● **EXERCISE PROMPT**
Return each entry below without any alteration.

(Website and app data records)
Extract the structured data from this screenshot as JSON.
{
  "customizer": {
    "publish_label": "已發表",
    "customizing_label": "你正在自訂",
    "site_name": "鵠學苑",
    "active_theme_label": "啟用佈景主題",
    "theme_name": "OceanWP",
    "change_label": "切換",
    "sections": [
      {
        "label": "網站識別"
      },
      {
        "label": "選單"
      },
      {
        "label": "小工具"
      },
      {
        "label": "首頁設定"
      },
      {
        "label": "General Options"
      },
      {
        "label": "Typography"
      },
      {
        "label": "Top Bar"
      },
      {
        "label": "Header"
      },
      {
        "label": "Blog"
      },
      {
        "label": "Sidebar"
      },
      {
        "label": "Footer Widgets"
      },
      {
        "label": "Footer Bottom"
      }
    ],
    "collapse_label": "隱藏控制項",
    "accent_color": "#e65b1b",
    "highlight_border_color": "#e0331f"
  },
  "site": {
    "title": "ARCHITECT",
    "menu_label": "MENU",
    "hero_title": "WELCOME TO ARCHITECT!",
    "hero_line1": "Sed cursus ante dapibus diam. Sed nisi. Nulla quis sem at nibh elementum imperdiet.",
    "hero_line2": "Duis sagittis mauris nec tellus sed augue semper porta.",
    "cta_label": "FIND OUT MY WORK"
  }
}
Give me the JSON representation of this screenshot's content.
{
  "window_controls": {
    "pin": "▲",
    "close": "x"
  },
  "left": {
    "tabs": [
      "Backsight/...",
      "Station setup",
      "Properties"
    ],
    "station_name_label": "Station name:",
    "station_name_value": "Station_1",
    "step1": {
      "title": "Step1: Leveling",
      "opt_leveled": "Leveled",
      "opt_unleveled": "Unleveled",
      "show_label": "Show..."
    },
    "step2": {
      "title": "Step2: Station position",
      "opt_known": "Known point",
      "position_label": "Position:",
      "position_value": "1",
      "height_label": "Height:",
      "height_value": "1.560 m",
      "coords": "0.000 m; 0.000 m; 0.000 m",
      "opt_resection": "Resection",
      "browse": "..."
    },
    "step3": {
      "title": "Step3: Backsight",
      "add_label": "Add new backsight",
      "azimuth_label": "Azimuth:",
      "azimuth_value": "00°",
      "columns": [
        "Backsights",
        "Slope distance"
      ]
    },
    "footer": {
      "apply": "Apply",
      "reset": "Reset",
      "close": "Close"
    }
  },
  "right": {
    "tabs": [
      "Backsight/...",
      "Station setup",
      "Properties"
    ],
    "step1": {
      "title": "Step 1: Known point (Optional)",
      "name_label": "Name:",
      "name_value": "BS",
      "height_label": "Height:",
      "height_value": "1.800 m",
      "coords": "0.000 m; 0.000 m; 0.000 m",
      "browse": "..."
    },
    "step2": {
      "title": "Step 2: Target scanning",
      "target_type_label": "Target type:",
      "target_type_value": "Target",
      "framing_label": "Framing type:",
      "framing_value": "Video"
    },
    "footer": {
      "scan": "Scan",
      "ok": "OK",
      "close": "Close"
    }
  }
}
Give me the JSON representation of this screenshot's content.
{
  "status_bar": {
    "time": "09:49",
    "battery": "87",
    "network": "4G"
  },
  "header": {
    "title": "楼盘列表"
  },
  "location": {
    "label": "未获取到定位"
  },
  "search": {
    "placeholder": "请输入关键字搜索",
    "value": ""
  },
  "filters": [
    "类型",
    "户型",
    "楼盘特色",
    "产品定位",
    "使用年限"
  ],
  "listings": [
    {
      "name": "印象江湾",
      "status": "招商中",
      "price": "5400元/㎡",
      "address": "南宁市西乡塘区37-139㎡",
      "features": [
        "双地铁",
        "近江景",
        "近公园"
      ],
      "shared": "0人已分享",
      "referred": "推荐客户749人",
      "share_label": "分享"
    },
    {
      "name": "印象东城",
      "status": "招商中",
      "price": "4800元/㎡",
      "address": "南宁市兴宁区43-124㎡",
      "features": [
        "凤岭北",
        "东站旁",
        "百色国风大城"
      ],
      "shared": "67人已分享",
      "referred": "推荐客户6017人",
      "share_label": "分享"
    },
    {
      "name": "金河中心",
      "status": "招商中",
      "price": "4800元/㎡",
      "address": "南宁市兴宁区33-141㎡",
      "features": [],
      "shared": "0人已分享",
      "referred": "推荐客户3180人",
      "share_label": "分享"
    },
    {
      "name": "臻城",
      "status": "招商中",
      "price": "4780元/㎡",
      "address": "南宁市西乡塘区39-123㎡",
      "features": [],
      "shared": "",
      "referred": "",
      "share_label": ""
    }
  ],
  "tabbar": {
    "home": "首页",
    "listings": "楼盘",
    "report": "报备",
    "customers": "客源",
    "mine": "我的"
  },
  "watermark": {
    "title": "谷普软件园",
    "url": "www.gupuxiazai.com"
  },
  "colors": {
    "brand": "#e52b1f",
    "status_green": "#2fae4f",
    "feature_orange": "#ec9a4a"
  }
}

● **ANSWER FOR THE TASK**
Extract the structured data from this screenshot as JSON.
{
  "customizer": {
    "publish_label": "已發表",
    "customizing_label": "你正在自訂",
    "site_name": "鵠學苑",
    "active_theme_label": "啟用佈景主題",
    "theme_name": "OceanWP",
    "change_label": "切換",
    "sections": [
      {
        "label": "網站識別"
      },
      {
        "label": "選單"
      },
      {
        "label": "小工具"
      },
      {
        "label": "首頁設定"
      },
      {
        "label": "General Options"
      },
      {
        "label": "Typography"
      },
      {
        "label": "Top Bar"
      },
      {
        "label": "Header"
      },
      {
        "label": "Blog"
      },
      {
        "label": "Sidebar"
      },
      {
        "label": "Footer Widgets"
      },
      {
        "label": "Footer Bottom"
      }
    ],
    "collapse_label": "隱藏控制項",
    "accent_color": "#e65b1b",
    "highlight_border_color": "#e0331f"
  },
  "site": {
    "title": "ARCHITECT",
    "menu_label": "MENU",
    "hero_title": "WELCOME TO ARCHITECT!",
    "hero_line1": "Sed cursus ante dapibus diam. Sed nisi. Nulla quis sem at nibh elementum imperdiet.",
    "hero_line2": "Duis sagittis mauris nec tellus sed augue semper porta.",
    "cta_label": "FIND OUT MY WORK"
  }
}
Give me the JSON representation of this screenshot's content.
{
  "window_controls": {
    "pin": "▲",
    "close": "x"
  },
  "left": {
    "tabs": [
      "Backsight/...",
      "Station setup",
      "Properties"
    ],
    "station_name_label": "Station name:",
    "station_name_value": "Station_1",
    "step1": {
      "title": "Step1: Leveling",
      "opt_leveled": "Leveled",
      "opt_unleveled": "Unleveled",
      "show_label": "Show..."
    },
    "step2": {
      "title": "Step2: Station position",
      "opt_known": "Known point",
      "position_label": "Position:",
      "position_value": "1",
      "height_label": "Height:",
      "height_value": "1.560 m",
      "coords": "0.000 m; 0.000 m; 0.000 m",
      "opt_resection": "Resection",
      "browse": "..."
    },
    "step3": {
      "title": "Step3: Backsight",
      "add_label": "Add new backsight",
      "azimuth_label": "Azimuth:",
      "azimuth_value": "00°",
      "columns": [
        "Backsights",
        "Slope distance"
      ]
    },
    "footer": {
      "apply": "Apply",
      "reset": "Reset",
      "close": "Close"
    }
  },
  "right": {
    "tabs": [
      "Backsight/...",
      "Station setup",
      "Properties"
    ],
    "step1": {
      "title": "Step 1: Known point (Optional)",
      "name_label": "Name:",
      "name_value": "BS",
      "height_label": "Height:",
      "height_value": "1.800 m",
      "coords": "0.000 m; 0.000 m; 0.000 m",
      "browse": "..."
    },
    "step2": {
      "title": "Step 2: Target scanning",
      "target_type_label": "Target type:",
      "target_type_value": "Target",
      "framing_label": "Framing type:",
      "framing_value": "Video"
    },
    "footer": {
      "scan": "Scan",
      "ok": "OK",
      "close": "Close"
    }
  }
}
Give me the JSON representation of this screenshot's content.
{
  "status_bar": {
    "time": "09:49",
    "battery": "87",
    "network": "4G"
  },
  "header": {
    "title": "楼盘列表"
  },
  "location": {
    "label": "未获取到定位"
  },
  "search": {
    "placeholder": "请输入关键字搜索",
    "value": ""
  },
  "filters": [
    "类型",
    "户型",
    "楼盘特色",
    "产品定位",
    "使用年限"
  ],
  "listings": [
    {
      "name": "印象江湾",
      "status": "招商中",
      "price": "5400元/㎡",
      "address": "南宁市西乡塘区37-139㎡",
      "features": [
        "双地铁",
        "近江景",
        "近公园"
      ],
      "shared": "0人已分享",
      "referred": "推荐客户749人",
      "share_label": "分享"
    },
    {
      "name": "印象东城",
      "status": "招商中",
      "price": "4800元/㎡",
      "address": "南宁市兴宁区43-124㎡",
      "features": [
        "凤岭北",
        "东站旁",
        "百色国风大城"
      ],
      "shared": "67人已分享",
      "referred": "推荐客户6017人",
      "share_label": "分享"
    },
    {
      "name": "金河中心",
      "status": "招商中",
      "price": "4800元/㎡",
      "address": "南宁市兴宁区33-141㎡",
      "features": [],
      "shared": "0人已分享",
      "referred": "推荐客户3180人",
      "share_label": "分享"
    },
    {
      "name": "臻城",
      "status": "招商中",
      "price": "4780元/㎡",
      "address": "南宁市西乡塘区39-123㎡",
      "features": [],
      "shared": "",
      "referred": "",
      "share_label": ""
    }
  ],
  "tabbar": {
    "home": "首页",
    "listings": "楼盘",
    "report": "报备",
    "customers": "客源",
    "mine": "我的"
  },
  "watermark": {
    "title": "谷普软件园",
    "url": "www.gupuxiazai.com"
  },
  "colors": {
    "brand": "#e52b1f",
    "status_green": "#2fae4f",
    "feature_orange": "#ec9a4a"
  }
}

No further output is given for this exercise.